Find how many lines in the entries below carry the word "title" and answer with only that figure.

(Web page and app entries)
·····

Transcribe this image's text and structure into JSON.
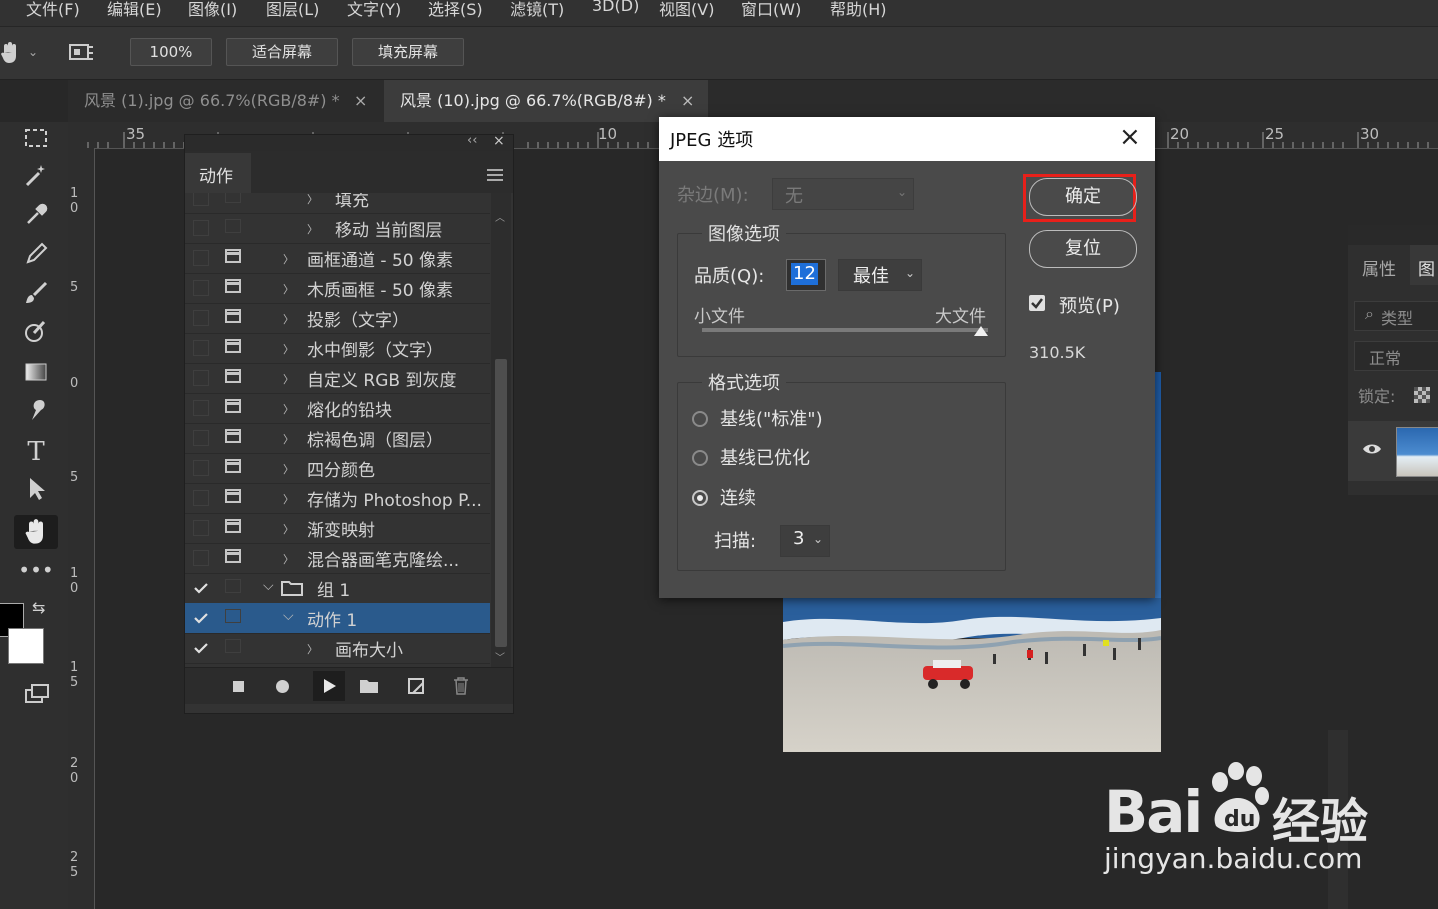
{
  "menu": {
    "items": [
      "文件(F)",
      "编辑(E)",
      "图像(I)",
      "图层(L)",
      "文字(Y)",
      "选择(S)",
      "滤镜(T)",
      "3D(D)",
      "视图(V)",
      "窗口(W)",
      "帮助(H)"
    ]
  },
  "options_bar": {
    "zoom_value": "100%",
    "fit_screen": "适合屏幕",
    "fill_screen": "填充屏幕"
  },
  "tabs": [
    {
      "label": "风景 (1).jpg @ 66.7%(RGB/8#) *",
      "close": "×"
    },
    {
      "label": "风景 (10).jpg @ 66.7%(RGB/8#) *",
      "close": "×"
    }
  ],
  "ruler": {
    "top": [
      "35",
      "10",
      "20",
      "25",
      "30"
    ],
    "left": [
      "1 0",
      "5",
      "0",
      "5",
      "1 0",
      "1 5",
      "2 0",
      "2 5"
    ]
  },
  "actions_panel": {
    "title": "动作",
    "collapse": "‹‹",
    "close": "×",
    "rows": [
      {
        "label": "填充",
        "indent": 2,
        "checked": false,
        "dialog": false
      },
      {
        "label": "移动 当前图层",
        "indent": 2,
        "checked": false,
        "dialog": false
      },
      {
        "label": "画框通道 - 50 像素",
        "indent": 1,
        "checked": false,
        "dialog": true
      },
      {
        "label": "木质画框 - 50 像素",
        "indent": 1,
        "checked": false,
        "dialog": true
      },
      {
        "label": "投影（文字）",
        "indent": 1,
        "checked": false,
        "dialog": true
      },
      {
        "label": "水中倒影（文字）",
        "indent": 1,
        "checked": false,
        "dialog": true
      },
      {
        "label": "自定义 RGB 到灰度",
        "indent": 1,
        "checked": false,
        "dialog": true
      },
      {
        "label": "熔化的铅块",
        "indent": 1,
        "checked": false,
        "dialog": true
      },
      {
        "label": "棕褐色调（图层）",
        "indent": 1,
        "checked": false,
        "dialog": true
      },
      {
        "label": "四分颜色",
        "indent": 1,
        "checked": false,
        "dialog": true
      },
      {
        "label": "存储为 Photoshop P...",
        "indent": 1,
        "checked": false,
        "dialog": true
      },
      {
        "label": "渐变映射",
        "indent": 1,
        "checked": false,
        "dialog": true
      },
      {
        "label": "混合器画笔克隆绘...",
        "indent": 1,
        "checked": false,
        "dialog": true
      },
      {
        "label": "组 1",
        "indent": 0,
        "checked": true,
        "dialog": false
      },
      {
        "label": "动作 1",
        "indent": 1,
        "checked": true,
        "dialog": false
      },
      {
        "label": "画布大小",
        "indent": 2,
        "checked": true,
        "dialog": false
      }
    ]
  },
  "dialog": {
    "title": "JPEG 选项",
    "close": "×",
    "matte_label": "杂边(M):",
    "matte_value": "无",
    "image_options": "图像选项",
    "quality_label": "品质(Q):",
    "quality_value": "12",
    "quality_preset": "最佳",
    "small_file": "小文件",
    "large_file": "大文件",
    "quality_level": 1.0,
    "format_options": "格式选项",
    "format_baseline_std": "基线(\"标准\")",
    "format_baseline_opt": "基线已优化",
    "format_progressive": "连续",
    "scans_label": "扫描:",
    "scans_value": "3",
    "ok": "确定",
    "reset": "复位",
    "preview_label": "预览(P)",
    "file_size": "310.5K"
  },
  "right_panel": {
    "properties_tab": "属性",
    "layers_tab": "图",
    "kind": "类型",
    "blend_mode": "正常",
    "lock_label": "锁定:"
  },
  "watermark": {
    "brand": "Bai",
    "brand_cn": "经验",
    "url": "jingyan.baidu.com"
  },
  "colors": {
    "highlight_red": "#e8201a",
    "selection_blue": "#2a5a8c",
    "dialog_bg": "#4a4a4a"
  }
}
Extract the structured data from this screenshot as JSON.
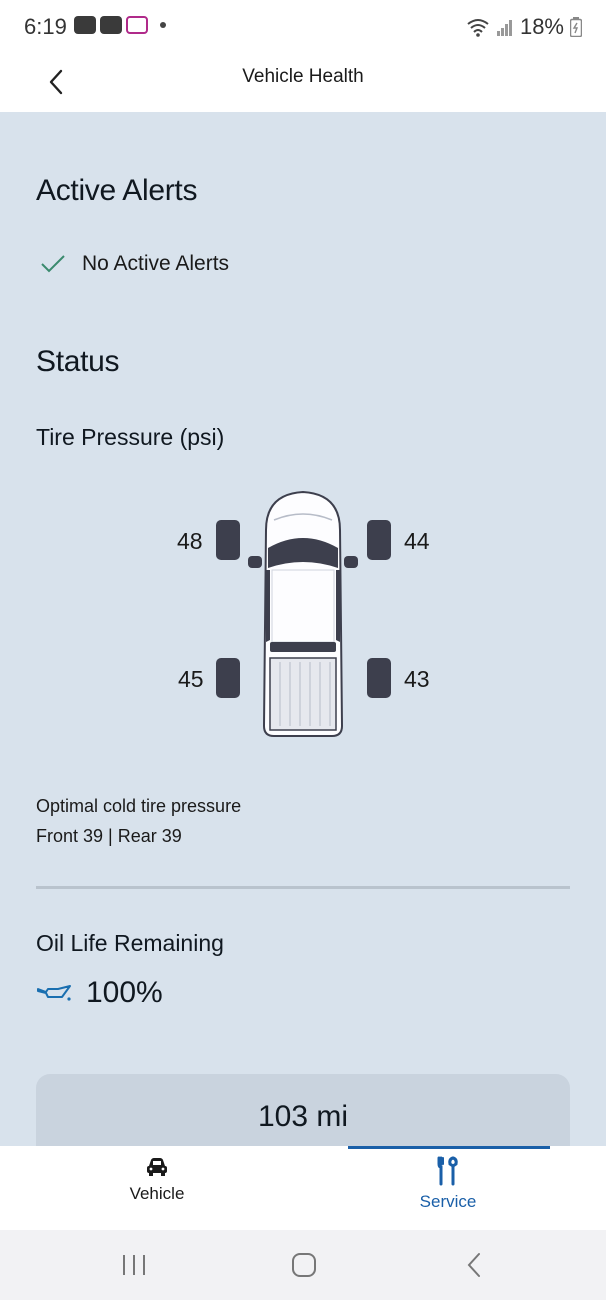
{
  "status_bar": {
    "time": "6:19",
    "battery": "18%"
  },
  "header": {
    "title": "Vehicle Health"
  },
  "alerts": {
    "heading": "Active Alerts",
    "message": "No Active Alerts"
  },
  "status": {
    "heading": "Status",
    "tire_pressure": {
      "heading": "Tire Pressure (psi)",
      "front_left": "48",
      "front_right": "44",
      "rear_left": "45",
      "rear_right": "43",
      "optimal_label": "Optimal cold tire pressure",
      "optimal_values": "Front 39 | Rear 39"
    },
    "oil": {
      "heading": "Oil Life Remaining",
      "value": "100%"
    },
    "mileage": "103 mi"
  },
  "bottom_nav": {
    "items": [
      {
        "label": "Vehicle",
        "icon": "car-icon",
        "active": false
      },
      {
        "label": "Service",
        "icon": "tools-icon",
        "active": true
      }
    ]
  },
  "colors": {
    "accent": "#1a5fa8",
    "background": "#d8e2ec",
    "tire": "#3d3f4d",
    "check": "#3a8a6e"
  }
}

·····

→ REPLY TO THE EXERCISE:
3